Depressingly, the chorus felt flat, with none of the punchiness of the bass coming through, nor the crunchiness of the guitar distortion.

Another song we used to evaluate the performance of Crazybaby Air 1S was “We Will Rise Again,” from the Far Cry 5 soundtrack. This track was written by Beasts Of No Nation composer Dan Romer, and features truly gorgeous vocals from Meredith Godreau (best known as Gregory and the Hawk).

Bear with me. I know that it’s a bit left-field using a video game song in a headphone review, but there’s method in the madness. Listen to the track. It’s genuinely good. Godreau’s voice is undeniably beautiful, and the tune blends acoustic guitar with soaring violins.

Sadly, it feels a little bit wasted on the Crazybaby Air 1S. Quality is a bit muddy, and this lack of clarity makes it tricky to distinguish the string section of the song.

I’m cognizant of the fact that for truly wireless earphones, their raison d’etre is convenience, with sound quality and battery life taking somewhat of a backseat. My expectations were in check, and I wasn’t counting on the same levels of performance as I’d get with a pair of studio cans. That said, I was extremely disappointed with how the Crazybaby Air 1S reproduced my favorite tracks.

There are a couple of silver linings though. The first is call quality, which the Air 1S performs well at. The microphone was able to distinguish my voice, despite being near a busy arterial road.

I was also impressed with the sound isolation of the Air 1S. Because they fit so snugly (and comfortably), the amount of noise that leaks in is limited.

Battery and software

Across the board, battery life is an achilles heel for totally wireless earbuds. They’re smaller, so there’s less room for battery capacity, forcing users to recharge them every few hours.

The Crazybaby Air 1S is no exception.
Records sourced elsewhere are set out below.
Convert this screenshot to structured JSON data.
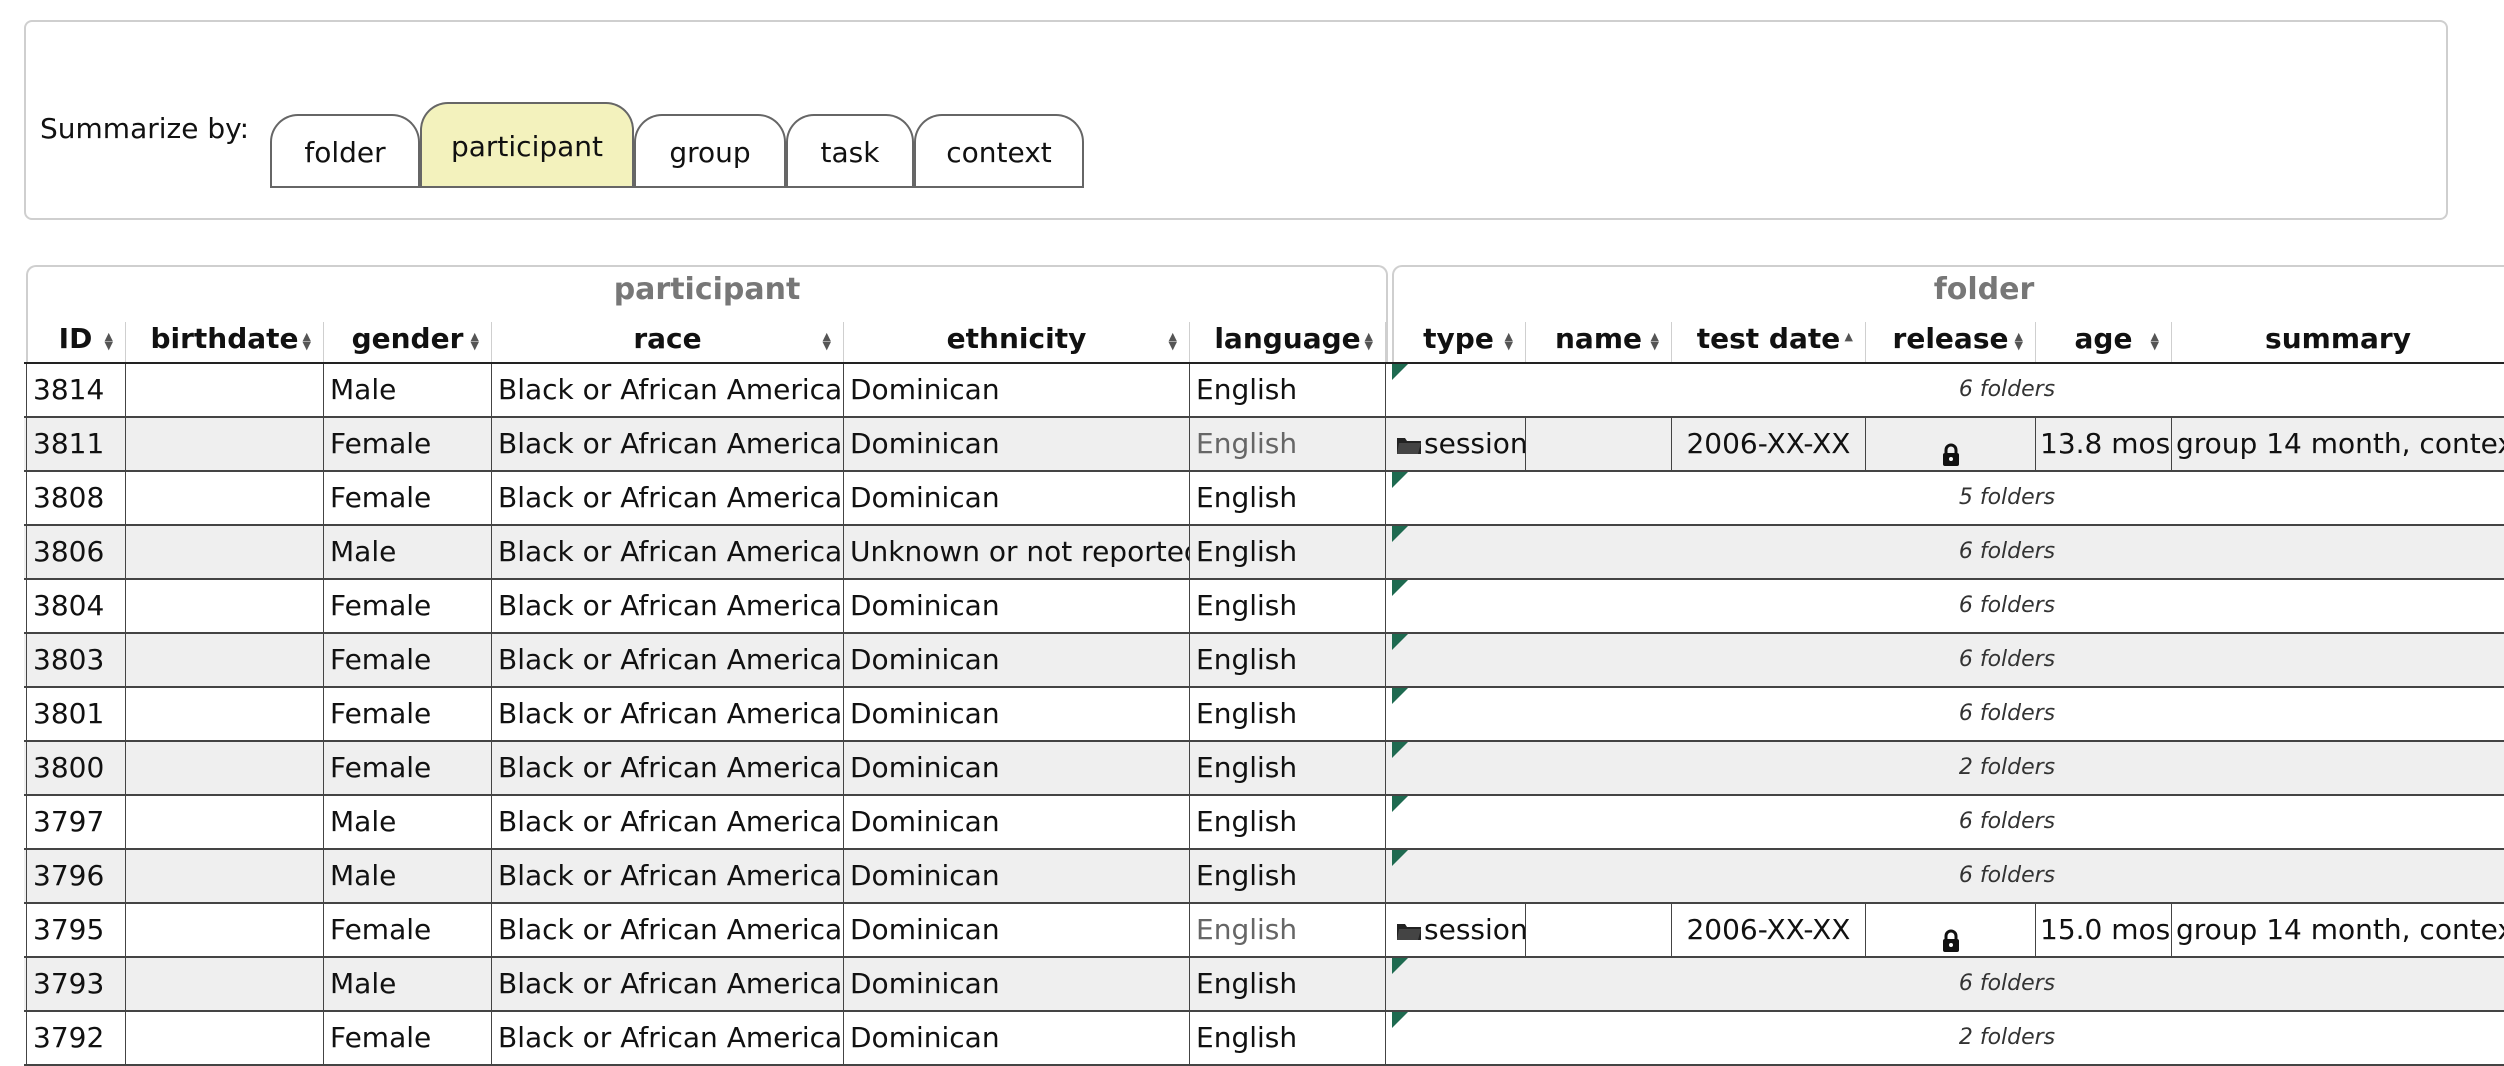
{
  "summarize": {
    "label": "Summarize by:",
    "tabs": [
      {
        "label": "folder",
        "active": false
      },
      {
        "label": "participant",
        "active": true
      },
      {
        "label": "group",
        "active": false
      },
      {
        "label": "task",
        "active": false
      },
      {
        "label": "context",
        "active": false
      }
    ]
  },
  "groups": {
    "participant": "participant",
    "folder": "folder"
  },
  "columns": {
    "participant": [
      "ID",
      "birthdate",
      "gender",
      "race",
      "ethnicity",
      "language"
    ],
    "folder": [
      "type",
      "name",
      "test date",
      "release",
      "age",
      "summary"
    ]
  },
  "rows": [
    {
      "id": "3814",
      "birthdate": "",
      "gender": "Male",
      "race": "Black or African American",
      "ethnicity": "Dominican",
      "language": "English",
      "folders": "6 folders"
    },
    {
      "id": "3811",
      "birthdate": "",
      "gender": "Female",
      "race": "Black or African American",
      "ethnicity": "Dominican",
      "language": "English",
      "folder": {
        "type": "session",
        "name": "",
        "test_date": "2006-XX-XX",
        "release": "lock",
        "age": "13.8 mos",
        "summary": "group 14 month, contex"
      }
    },
    {
      "id": "3808",
      "birthdate": "",
      "gender": "Female",
      "race": "Black or African American",
      "ethnicity": "Dominican",
      "language": "English",
      "folders": "5 folders"
    },
    {
      "id": "3806",
      "birthdate": "",
      "gender": "Male",
      "race": "Black or African American",
      "ethnicity": "Unknown or not reported",
      "language": "English",
      "folders": "6 folders"
    },
    {
      "id": "3804",
      "birthdate": "",
      "gender": "Female",
      "race": "Black or African American",
      "ethnicity": "Dominican",
      "language": "English",
      "folders": "6 folders"
    },
    {
      "id": "3803",
      "birthdate": "",
      "gender": "Female",
      "race": "Black or African American",
      "ethnicity": "Dominican",
      "language": "English",
      "folders": "6 folders"
    },
    {
      "id": "3801",
      "birthdate": "",
      "gender": "Female",
      "race": "Black or African American",
      "ethnicity": "Dominican",
      "language": "English",
      "folders": "6 folders"
    },
    {
      "id": "3800",
      "birthdate": "",
      "gender": "Female",
      "race": "Black or African American",
      "ethnicity": "Dominican",
      "language": "English",
      "folders": "2 folders"
    },
    {
      "id": "3797",
      "birthdate": "",
      "gender": "Male",
      "race": "Black or African American",
      "ethnicity": "Dominican",
      "language": "English",
      "folders": "6 folders"
    },
    {
      "id": "3796",
      "birthdate": "",
      "gender": "Male",
      "race": "Black or African American",
      "ethnicity": "Dominican",
      "language": "English",
      "folders": "6 folders"
    },
    {
      "id": "3795",
      "birthdate": "",
      "gender": "Female",
      "race": "Black or African American",
      "ethnicity": "Dominican",
      "language": "English",
      "folder": {
        "type": "session",
        "name": "",
        "test_date": "2006-XX-XX",
        "release": "lock",
        "age": "15.0 mos",
        "summary": "group 14 month, contex"
      }
    },
    {
      "id": "3793",
      "birthdate": "",
      "gender": "Male",
      "race": "Black or African American",
      "ethnicity": "Dominican",
      "language": "English",
      "folders": "6 folders"
    },
    {
      "id": "3792",
      "birthdate": "",
      "gender": "Female",
      "race": "Black or African American",
      "ethnicity": "Dominican",
      "language": "English",
      "folders": "2 folders"
    }
  ]
}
Its charging case offers an extra 12 hours of juice, which is decent. That said, matters are complicated by the charging case, which lacks a magnetic connection, forcing you to ensure each bud is properly aligned with the two charging prongs.

It sounds simple, but this is easier said than done. More than once, I’ve accidentally charged only one bud. Sods law in play, this typically happens right before a long flight or train journey.

Another complaint relates to the device’s software, which, in my experience, is pretty buggy. For example, it’d regularly fail to properly report battery levels. One minute, I’d be on the fumes of my battery, and the next it’d say that my buds are fully charged.

Who is this for?

The Crazybaby Air 1S looks undeniably cool. It’s also got solid call quality, and it’s really comfortable to wear. Those are the high notes of what amounts to be an otherwise underwhelming bit of kit.

While I couldn’t commend it solely based on its listening quality, I could see this being used by athletes and sports fanatics, thanks to its excellent ergonomics. The fact that it’s IPX6 rated helps in this regard, too.

That said, it’s a bit meh. It just didn’t impress me all that much. I don’t know why someone would choose this over the similarly priced Apple Airpods, or even the vastly cheaper Anker Soundcore Liberty Lite.

The Crazybaby Air 1S is available on the company’s official website, where it retails for $159.00.

Published September 10, 2018 — 13:07 UTC